"Oh how incomprehensible everything was, and actually sad, although it was also beautiful. One knew nothing. One lived and ran about the earth and rode through forests, and certain things looked so challenging and promising and nostalgic: a star in the evening, a blue harebell, a reed-green pond, the eye of a person or of a cow. And sometimes it seemed that something never seen yet long desired was about to happen, that a veil would drop from it all; but then it passed, nothing happened, the riddle remained unsolved, the secret spell unbroken, and in the end one grew old and cunning like Father Anselm or wise like Abbot Daniel, and still one knew nothing perhaps, was still waiting and listening."

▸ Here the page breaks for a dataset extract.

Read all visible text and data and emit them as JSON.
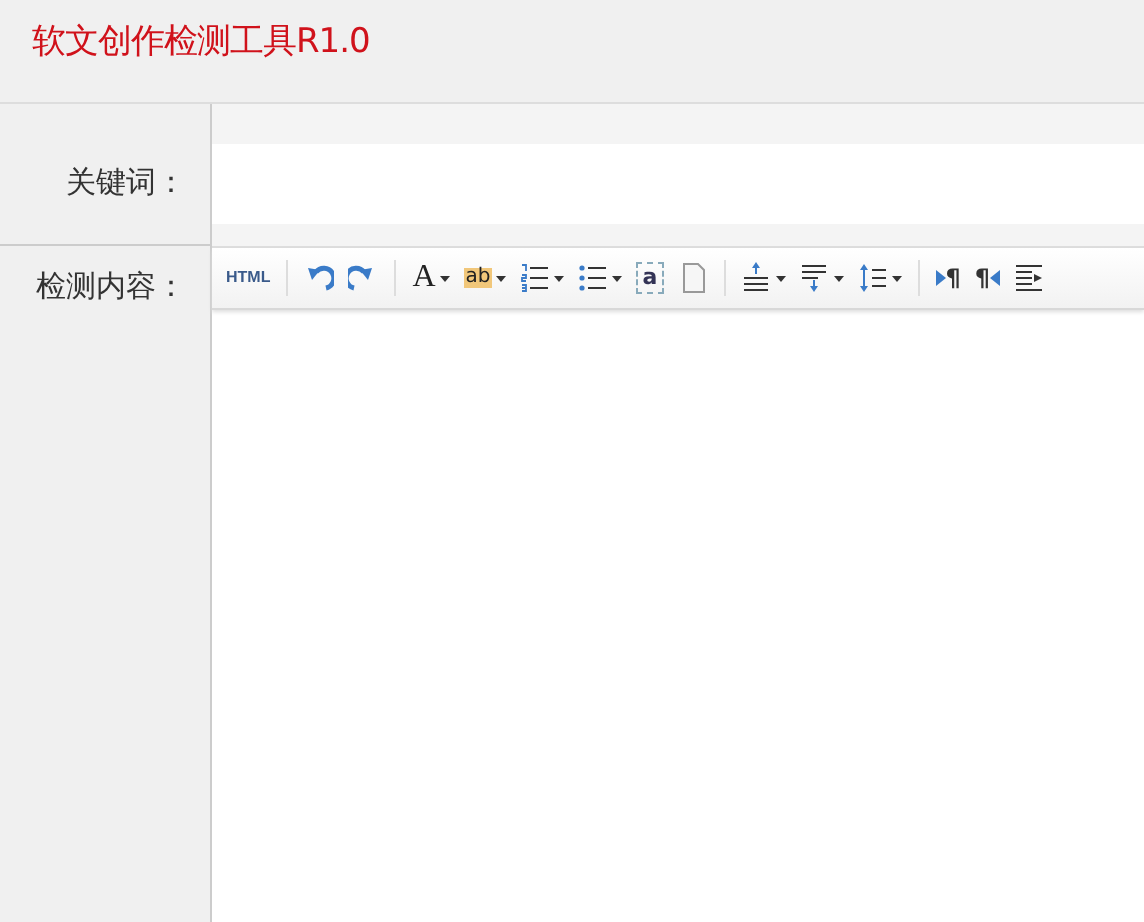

Hermann Hesse. I've read Siddhartha a couple times already, now delving into his other works. He has a way with reverence and asceticism that implies a connection to the earth, to life. So many spiritual authors are so vague and ungrounded, so self-righteous, but not Hesse. It's inspiring.